::: Stored data
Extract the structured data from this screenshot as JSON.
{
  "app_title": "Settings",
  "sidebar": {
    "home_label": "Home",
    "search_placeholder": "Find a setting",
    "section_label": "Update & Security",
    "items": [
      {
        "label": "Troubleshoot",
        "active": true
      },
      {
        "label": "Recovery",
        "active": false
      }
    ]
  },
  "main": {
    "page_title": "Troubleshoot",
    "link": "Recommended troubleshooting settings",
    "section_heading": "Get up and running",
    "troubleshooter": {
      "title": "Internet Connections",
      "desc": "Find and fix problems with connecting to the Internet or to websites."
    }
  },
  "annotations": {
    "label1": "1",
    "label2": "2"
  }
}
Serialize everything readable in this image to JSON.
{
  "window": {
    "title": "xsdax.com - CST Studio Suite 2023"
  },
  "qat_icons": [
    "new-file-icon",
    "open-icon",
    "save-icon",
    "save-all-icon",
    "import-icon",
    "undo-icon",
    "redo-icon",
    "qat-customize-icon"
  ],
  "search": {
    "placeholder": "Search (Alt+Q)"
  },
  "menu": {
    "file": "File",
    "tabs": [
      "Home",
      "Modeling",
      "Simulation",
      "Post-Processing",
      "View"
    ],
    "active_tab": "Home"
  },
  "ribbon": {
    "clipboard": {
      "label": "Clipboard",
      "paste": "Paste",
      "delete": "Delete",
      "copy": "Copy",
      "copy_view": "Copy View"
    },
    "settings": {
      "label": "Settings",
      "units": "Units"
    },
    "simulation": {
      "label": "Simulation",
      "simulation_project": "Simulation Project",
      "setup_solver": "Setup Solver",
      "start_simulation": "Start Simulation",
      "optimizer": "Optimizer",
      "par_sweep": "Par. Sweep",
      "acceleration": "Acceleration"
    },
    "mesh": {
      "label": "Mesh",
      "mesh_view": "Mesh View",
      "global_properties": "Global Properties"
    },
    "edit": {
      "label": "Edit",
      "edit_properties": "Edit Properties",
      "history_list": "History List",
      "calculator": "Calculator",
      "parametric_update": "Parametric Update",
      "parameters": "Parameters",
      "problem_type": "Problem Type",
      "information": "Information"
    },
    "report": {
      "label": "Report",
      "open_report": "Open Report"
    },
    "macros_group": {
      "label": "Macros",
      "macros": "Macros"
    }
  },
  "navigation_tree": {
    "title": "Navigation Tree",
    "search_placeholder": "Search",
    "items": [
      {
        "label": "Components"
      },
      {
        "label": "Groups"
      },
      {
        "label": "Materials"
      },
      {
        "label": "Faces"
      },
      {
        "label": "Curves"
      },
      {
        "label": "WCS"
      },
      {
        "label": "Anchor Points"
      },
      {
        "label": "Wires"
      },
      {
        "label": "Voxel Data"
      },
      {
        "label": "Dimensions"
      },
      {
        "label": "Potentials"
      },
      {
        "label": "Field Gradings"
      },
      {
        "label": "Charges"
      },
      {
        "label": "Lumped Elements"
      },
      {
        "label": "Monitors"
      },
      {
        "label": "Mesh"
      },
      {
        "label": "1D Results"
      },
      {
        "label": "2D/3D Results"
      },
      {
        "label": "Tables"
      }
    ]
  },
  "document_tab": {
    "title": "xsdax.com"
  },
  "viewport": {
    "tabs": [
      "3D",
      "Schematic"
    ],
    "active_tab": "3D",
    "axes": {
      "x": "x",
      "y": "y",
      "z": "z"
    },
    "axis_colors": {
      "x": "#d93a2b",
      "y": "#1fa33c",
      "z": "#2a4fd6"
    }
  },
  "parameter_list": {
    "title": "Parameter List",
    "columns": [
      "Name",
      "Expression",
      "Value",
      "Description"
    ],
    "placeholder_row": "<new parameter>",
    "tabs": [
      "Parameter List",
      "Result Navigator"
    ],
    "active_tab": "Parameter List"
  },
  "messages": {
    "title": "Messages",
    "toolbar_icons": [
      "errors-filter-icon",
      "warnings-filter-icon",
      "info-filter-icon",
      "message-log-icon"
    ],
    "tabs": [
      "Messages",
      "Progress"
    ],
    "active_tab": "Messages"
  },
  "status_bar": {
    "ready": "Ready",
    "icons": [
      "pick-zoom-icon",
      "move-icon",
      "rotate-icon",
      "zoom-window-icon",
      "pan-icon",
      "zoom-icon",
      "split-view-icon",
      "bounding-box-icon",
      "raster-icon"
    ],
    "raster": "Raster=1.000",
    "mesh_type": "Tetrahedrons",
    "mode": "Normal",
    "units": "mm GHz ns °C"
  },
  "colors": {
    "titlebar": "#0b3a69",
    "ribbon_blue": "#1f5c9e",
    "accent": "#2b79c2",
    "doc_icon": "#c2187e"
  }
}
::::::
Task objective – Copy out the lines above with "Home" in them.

Response below –
    "home_label": "Home",
      "Home",
    "active_tab": "Home"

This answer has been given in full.